═══ EXTRACTED ENTRIES ═══

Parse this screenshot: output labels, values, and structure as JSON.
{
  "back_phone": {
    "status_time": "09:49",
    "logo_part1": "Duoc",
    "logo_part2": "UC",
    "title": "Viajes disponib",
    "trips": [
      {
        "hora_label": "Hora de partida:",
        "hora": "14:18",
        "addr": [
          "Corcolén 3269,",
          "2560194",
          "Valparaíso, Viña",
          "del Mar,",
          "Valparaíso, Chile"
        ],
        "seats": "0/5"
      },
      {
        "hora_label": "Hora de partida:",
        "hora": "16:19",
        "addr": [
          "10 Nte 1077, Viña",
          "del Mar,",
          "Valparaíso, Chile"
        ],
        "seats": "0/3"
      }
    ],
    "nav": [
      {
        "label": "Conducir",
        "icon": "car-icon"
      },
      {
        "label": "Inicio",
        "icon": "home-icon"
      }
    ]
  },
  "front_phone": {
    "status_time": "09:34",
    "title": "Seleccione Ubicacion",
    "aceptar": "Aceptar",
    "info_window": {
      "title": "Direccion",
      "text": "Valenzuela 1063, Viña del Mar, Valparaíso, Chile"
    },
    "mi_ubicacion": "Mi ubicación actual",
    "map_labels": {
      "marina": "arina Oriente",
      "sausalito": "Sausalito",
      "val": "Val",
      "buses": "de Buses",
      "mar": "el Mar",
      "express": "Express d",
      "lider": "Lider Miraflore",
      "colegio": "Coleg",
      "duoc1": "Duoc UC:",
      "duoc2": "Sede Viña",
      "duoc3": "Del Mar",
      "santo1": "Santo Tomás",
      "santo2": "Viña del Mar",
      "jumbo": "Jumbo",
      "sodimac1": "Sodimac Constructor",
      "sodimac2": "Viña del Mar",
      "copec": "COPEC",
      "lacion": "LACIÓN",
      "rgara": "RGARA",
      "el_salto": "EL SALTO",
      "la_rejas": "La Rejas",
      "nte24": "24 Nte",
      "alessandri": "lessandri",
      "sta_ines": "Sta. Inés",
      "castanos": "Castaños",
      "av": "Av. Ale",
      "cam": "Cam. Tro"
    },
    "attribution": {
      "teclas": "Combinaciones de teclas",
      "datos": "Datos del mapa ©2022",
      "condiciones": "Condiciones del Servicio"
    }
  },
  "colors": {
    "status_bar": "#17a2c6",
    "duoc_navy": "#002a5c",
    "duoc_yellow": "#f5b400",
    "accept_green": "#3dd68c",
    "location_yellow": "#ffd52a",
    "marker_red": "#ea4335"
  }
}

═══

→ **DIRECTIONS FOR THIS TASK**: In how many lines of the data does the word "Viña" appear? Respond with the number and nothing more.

→ **WRITTEN REPLY**: 6